  1. 1. Uranium: follow-upUranium shares were hammered Monday and Tuesday following the nuclear crisis inJapan and its consequences in the world for the nuclear electricity generation as a whole.This is chilling people (therefore politicians in the West) and, as for the Three Mills Islandand Tchernobyl accidents, the anti-nuclear lobby is becoming more voiceful and mediastart to listen. • In India, the Minister (whoever he his) in charge of the nuclear industry said that the design of nuclear plants will need to be reviewed (Areva is building 2 there). • In France, ecologist are calling for a referendum within the next 2 years and undoubtedly they will use this for the local elections next week et the following • Gemany’s Merkel called for a 3 months moratorium on expanding the life of old nuclear plants.Let’s pause and reflect. Beyond the weak links (Germany, Switzerland, probably someother Northern European countries and the Obama’s Administration), the leadingnuclear countries reaffirmed their commitment to the nuclear industry(France, fast growing economies) – have they any sensible choice anyway. I even do notsee Japan renouncing to the nuclear electricity. After all the Fukushima nuclear powerstation sustained the earth quake perfectly; it is the tsunami’s wave’s height that washigher than the plant was designed for and caused damages to the cooling system. Inaddition, from what I read (intox or reality?), the Fukushima reactors are from an old GEdesign (1960s…) much less robust than recent designs. As reported by the NYT:“But the type of containment vessel and pressure suppression system used in the failingreactors at Japans Fukushima Daiichi plant is physically less robust, and it has long beenthought to be more susceptible to failure in an emergency than competing designs.”The question I am asking myself is: what could replace nuclear energy in the 20coming years to meet demand? I do not see any but (1) increasing the consumption offossil fuel (coal and natural gas in particular - green energies will only represent a fractiona requirements), (2) a technological breakthrough or (3) a substantial reduction indemand. 1
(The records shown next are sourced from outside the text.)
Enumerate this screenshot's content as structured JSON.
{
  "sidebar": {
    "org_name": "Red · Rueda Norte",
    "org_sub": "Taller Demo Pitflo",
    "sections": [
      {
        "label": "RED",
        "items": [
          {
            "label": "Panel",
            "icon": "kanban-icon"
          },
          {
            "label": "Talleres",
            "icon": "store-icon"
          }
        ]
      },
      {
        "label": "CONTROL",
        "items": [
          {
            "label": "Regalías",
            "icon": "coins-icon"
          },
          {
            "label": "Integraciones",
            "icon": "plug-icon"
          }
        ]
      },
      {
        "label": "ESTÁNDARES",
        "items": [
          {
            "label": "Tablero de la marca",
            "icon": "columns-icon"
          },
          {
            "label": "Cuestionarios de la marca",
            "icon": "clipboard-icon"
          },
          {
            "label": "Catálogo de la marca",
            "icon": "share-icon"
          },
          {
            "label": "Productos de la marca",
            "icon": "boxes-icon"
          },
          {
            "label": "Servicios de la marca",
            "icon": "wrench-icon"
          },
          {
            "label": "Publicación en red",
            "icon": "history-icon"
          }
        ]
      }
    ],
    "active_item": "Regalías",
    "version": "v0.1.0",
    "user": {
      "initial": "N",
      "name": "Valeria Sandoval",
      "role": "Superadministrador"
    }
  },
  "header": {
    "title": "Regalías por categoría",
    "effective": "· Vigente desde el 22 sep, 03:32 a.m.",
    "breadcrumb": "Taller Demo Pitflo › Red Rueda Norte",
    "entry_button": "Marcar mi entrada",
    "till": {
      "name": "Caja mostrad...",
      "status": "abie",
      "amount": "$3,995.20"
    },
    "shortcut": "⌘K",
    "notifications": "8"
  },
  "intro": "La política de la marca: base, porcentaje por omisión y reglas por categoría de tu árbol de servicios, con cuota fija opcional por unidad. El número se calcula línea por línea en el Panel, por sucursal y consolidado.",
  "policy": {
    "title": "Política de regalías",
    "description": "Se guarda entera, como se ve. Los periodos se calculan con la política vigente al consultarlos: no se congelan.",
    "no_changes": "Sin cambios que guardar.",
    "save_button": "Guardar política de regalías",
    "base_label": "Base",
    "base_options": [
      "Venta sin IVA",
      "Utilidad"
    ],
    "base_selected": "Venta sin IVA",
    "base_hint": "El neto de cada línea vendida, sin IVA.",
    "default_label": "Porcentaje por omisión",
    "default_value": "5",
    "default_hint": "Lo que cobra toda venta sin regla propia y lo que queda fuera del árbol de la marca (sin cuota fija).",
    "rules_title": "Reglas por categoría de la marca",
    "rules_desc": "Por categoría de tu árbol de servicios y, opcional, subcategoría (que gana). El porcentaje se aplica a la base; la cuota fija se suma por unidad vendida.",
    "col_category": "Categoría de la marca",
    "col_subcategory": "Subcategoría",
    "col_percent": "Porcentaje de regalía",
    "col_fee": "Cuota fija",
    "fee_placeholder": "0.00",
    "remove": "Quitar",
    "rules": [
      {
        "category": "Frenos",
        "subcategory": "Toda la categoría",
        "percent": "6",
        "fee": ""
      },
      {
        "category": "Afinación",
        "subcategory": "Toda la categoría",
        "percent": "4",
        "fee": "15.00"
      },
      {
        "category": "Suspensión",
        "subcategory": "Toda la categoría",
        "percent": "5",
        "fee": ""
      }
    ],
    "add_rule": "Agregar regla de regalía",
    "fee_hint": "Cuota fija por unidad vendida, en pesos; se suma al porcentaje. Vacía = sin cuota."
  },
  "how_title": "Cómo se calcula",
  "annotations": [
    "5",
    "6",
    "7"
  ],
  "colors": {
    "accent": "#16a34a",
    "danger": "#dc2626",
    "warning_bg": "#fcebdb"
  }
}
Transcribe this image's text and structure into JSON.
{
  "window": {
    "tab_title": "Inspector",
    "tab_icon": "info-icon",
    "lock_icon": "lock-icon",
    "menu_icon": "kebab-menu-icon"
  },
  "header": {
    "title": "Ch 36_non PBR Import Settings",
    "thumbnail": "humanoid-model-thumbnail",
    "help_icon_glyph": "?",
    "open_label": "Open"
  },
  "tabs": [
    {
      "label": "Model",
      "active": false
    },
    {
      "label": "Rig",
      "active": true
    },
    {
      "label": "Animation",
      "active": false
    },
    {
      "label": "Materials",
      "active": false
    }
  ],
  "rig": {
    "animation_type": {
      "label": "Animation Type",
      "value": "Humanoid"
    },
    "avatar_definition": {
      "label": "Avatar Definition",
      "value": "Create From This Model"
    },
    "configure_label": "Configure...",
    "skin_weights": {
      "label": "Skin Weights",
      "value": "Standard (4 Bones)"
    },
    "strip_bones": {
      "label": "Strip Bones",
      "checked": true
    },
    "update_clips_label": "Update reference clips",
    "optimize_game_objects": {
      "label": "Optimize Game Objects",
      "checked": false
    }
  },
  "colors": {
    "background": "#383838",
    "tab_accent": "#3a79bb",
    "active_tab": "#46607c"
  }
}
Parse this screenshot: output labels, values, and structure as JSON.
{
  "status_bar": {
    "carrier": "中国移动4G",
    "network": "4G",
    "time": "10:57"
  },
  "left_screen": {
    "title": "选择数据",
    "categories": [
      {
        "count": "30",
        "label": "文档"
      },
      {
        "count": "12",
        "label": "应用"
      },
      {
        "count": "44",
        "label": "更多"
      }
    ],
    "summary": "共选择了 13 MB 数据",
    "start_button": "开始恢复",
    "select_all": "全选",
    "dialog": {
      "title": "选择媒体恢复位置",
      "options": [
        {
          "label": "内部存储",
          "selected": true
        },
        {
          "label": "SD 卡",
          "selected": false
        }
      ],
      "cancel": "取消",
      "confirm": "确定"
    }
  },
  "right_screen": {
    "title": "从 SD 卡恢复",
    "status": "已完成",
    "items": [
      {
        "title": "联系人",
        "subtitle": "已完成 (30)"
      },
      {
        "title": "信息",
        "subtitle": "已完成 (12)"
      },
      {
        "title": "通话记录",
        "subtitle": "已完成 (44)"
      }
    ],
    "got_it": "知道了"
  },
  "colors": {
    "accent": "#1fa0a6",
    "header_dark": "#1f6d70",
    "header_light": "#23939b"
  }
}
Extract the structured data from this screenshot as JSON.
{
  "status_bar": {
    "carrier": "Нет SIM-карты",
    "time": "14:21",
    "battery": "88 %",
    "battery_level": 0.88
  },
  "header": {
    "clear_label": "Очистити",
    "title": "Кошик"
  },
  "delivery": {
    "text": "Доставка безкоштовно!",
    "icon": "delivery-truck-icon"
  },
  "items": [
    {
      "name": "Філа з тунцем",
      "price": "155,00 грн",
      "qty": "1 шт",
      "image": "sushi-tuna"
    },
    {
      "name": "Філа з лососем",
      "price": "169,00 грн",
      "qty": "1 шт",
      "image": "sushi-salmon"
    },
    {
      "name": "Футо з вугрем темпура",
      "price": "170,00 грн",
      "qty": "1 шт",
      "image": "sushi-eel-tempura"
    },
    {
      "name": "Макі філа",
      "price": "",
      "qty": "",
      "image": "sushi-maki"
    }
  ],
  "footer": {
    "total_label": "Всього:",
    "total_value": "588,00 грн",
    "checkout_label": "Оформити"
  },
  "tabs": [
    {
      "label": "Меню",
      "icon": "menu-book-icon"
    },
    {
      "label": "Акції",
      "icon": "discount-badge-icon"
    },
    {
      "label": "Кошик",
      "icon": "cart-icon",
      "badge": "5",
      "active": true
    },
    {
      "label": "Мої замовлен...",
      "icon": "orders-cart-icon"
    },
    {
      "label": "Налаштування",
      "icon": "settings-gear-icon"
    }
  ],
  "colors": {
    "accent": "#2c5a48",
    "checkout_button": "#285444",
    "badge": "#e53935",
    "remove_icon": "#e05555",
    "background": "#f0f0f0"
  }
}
  2. 2., (1) is the most likely alternative if the nuclear industry growth was to be phaseddown, which I do not expect but if the Japanese problems turn out to be a nuclear disaster;even so, I doubt China and other fast growing economies will stop theirprograms beyond rhetoric toward the population to alleviate their fears. In the West, itmay be different in some countries, but I do not see the main nuclear ones to shift awayfrom this source of energy (France not being the least).If one believes my "optimistic" (realistic) view of the nuclear industry, the coming daysmay provide great opportunities to buy good uranium mining companies aswell as others involved in the nuclear chain.In any case, contracts are long term by nature and due to the time horizon from the start ofbuilding a plant to its completion, the collapse of uranium share prices (up to 50%in 48h for most junior and intermediate miners), including Cameco (-24% at its lowestTuesday compared to Friday’s closing), the leading one, is unjustified in my opinionwhen compared to fundamentals.Disclosure: This was written to my Partners at P&C on Monday and updated/completedWednesday at Australia’s closing.Source:The New York Times: Experts Had Long Criticized Potential Weakness in Design ofStricken Reactor 2